Dominican Sancocho. Photo Credits: www.dominicancooking.com

It seemed to me that this “pot” may be cooking oil and water, two things that did not mix, no matter how hard you try. Or perhaps it was making sancocho, a delicious Dominican stew with several meats and vegetables held together by a creamy sauce. America was that sauce that allowed many cultures, ethnicities and religions to coexist, and produce a great flavor, but hardly melt. This last statement is less a criticism and more an acknowledgement of the difficulty of bringing together people with little in common, in an environment where they are all encouraged to embrace and perpetuate their beliefs. It’s easy for races to melt when they share the same culture, when the moral compass is clear and social pressure discourages cultural dissonance. It becomes harder when more and more things set them apart (religion, traditions, sexual orientation, etc.). So, I concluded that America was a sancocho, not a melting pot. “Juntos, pero no revueltos”, as the Dominican saying goes (read: together, but not scrambled).

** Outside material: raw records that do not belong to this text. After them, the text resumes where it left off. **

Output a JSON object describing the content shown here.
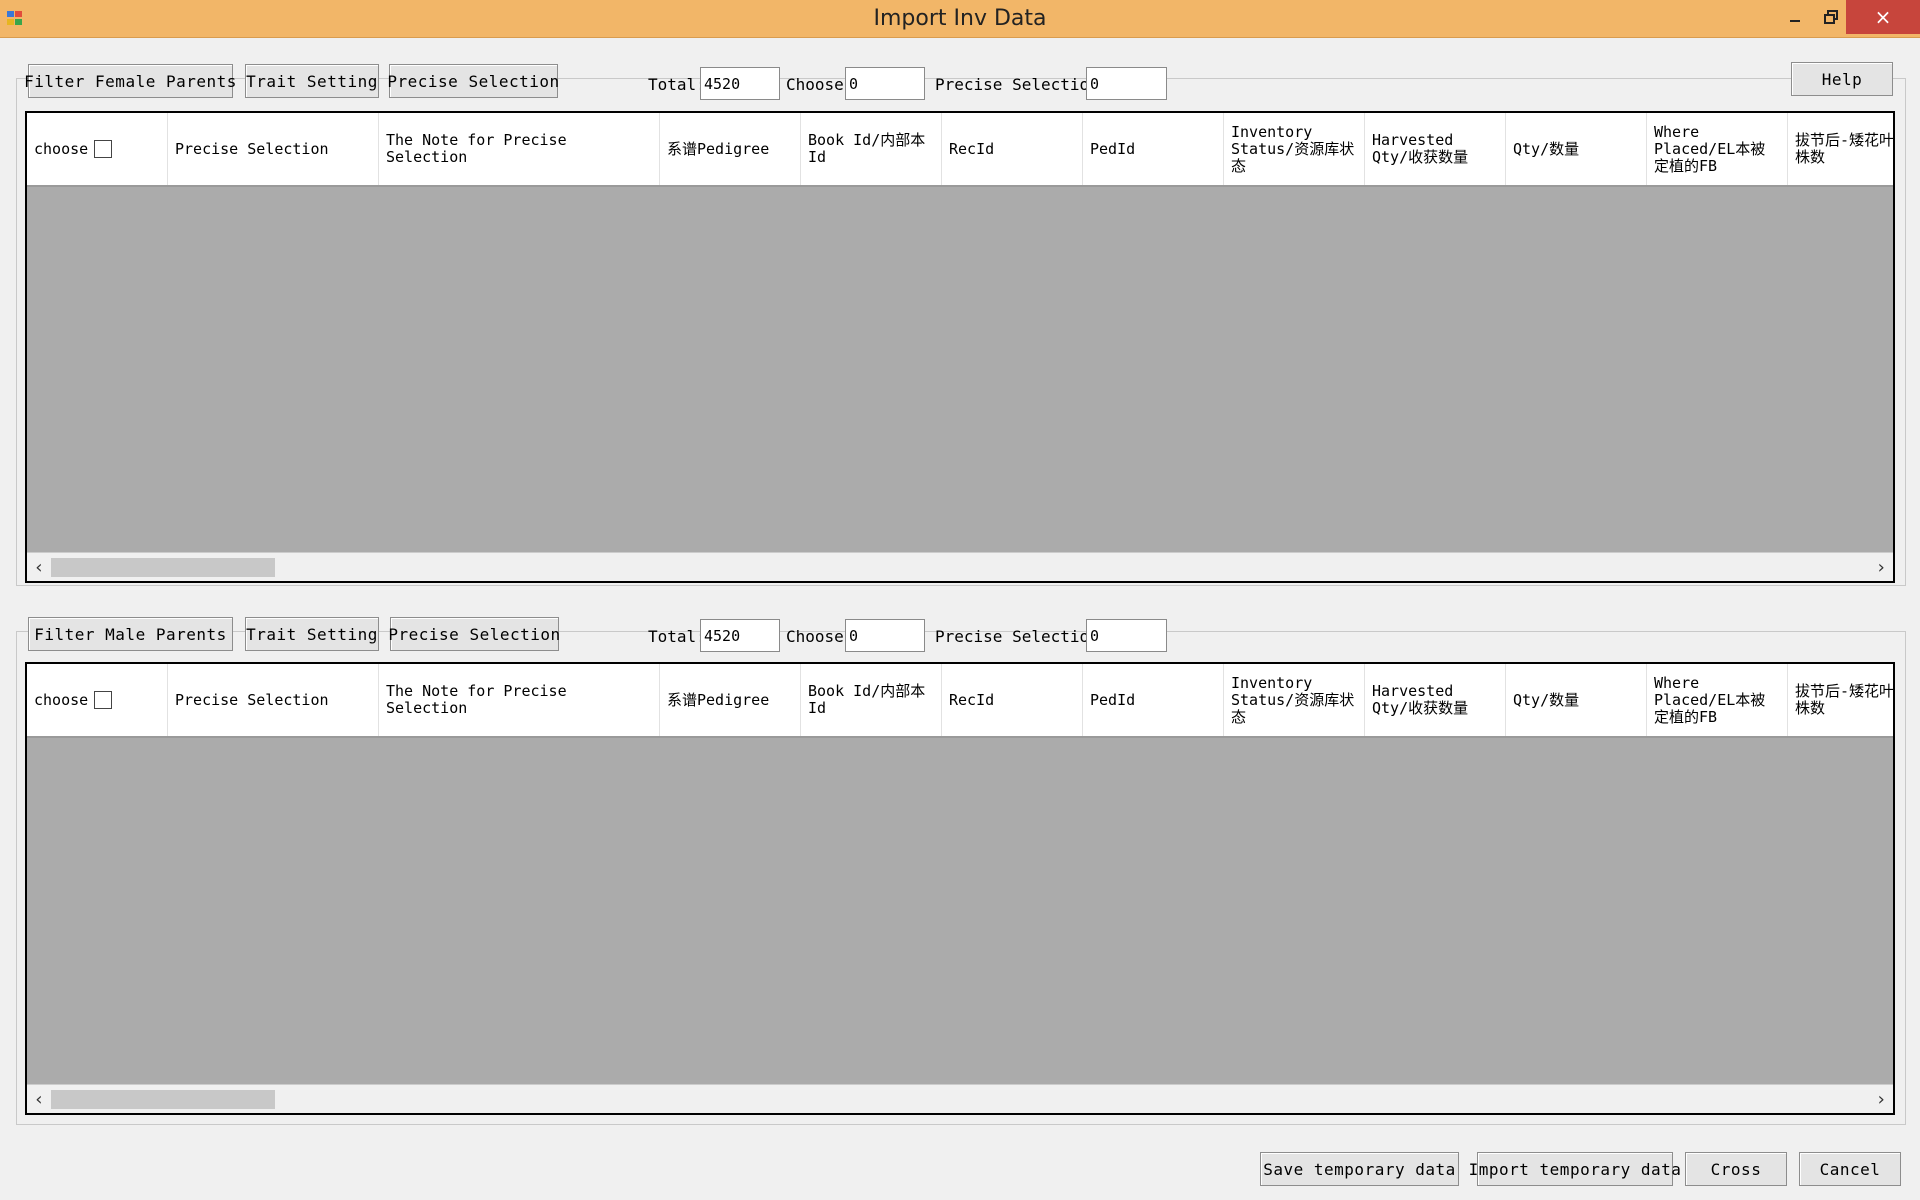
{
  "window": {
    "title": "Import Inv Data",
    "close_glyph": "×"
  },
  "top_panel": {
    "filter_button": "Filter Female Parents",
    "trait_button": "Trait Setting",
    "precise_button": "Precise Selection",
    "total_label": "Total:",
    "total_value": "4520",
    "choose_label": "Choose:",
    "choose_value": "0",
    "precise_label": "Precise Selection:",
    "precise_value": "0",
    "help_button": "Help"
  },
  "bottom_panel": {
    "filter_button": "Filter Male Parents",
    "trait_button": "Trait Setting",
    "precise_button": "Precise Selection",
    "total_label": "Total:",
    "total_value": "4520",
    "choose_label": "Choose:",
    "choose_value": "0",
    "precise_label": "Precise Selection:",
    "precise_value": "0"
  },
  "columns": [
    "choose",
    "Precise Selection",
    "The Note for Precise Selection",
    "系谱Pedigree",
    "Book Id/内部本Id",
    "RecId",
    "PedId",
    "Inventory Status/资源库状态",
    "Harvested Qty/收获数量",
    "Qty/数量",
    "Where Placed/EL本被定植的FB",
    "拔节后-矮花叶病株数"
  ],
  "scrollbar": {
    "left_arrow": "‹",
    "right_arrow": "›"
  },
  "footer": {
    "save_temp": "Save temporary data",
    "import_temp": "Import temporary data",
    "cross": "Cross",
    "cancel": "Cancel"
  }
}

However, the face of America is definitely changing: California a majority-minority state, immigrants moving to smaller towns where the jobs are, interracial couples on the rise, a biracial president, just to name a few examples. These are exciting times. Today I attended “meet the teacher night” at my daughter’s preschool and noticed that out of seven families, two were interracial, three were immigrants and the rest white. India, China, Dominican Republic, South Africa and America: white and black, all represented in that tiny room. At least half the children in that room could be considered “of color” and “multi-color” at that. Now that is a melting pot. Juntos y revueltos (together and scrambled), mixing race and culture and just seeing what comes out of that. What my eyes saw was a lot of beauty. I am joyous at the many multi-racial children I see playing at the mall. I am excited at the biracial families I run into everywhere… in corn country USA. I don’t worry that my daughter will be different. I am just glad she will be.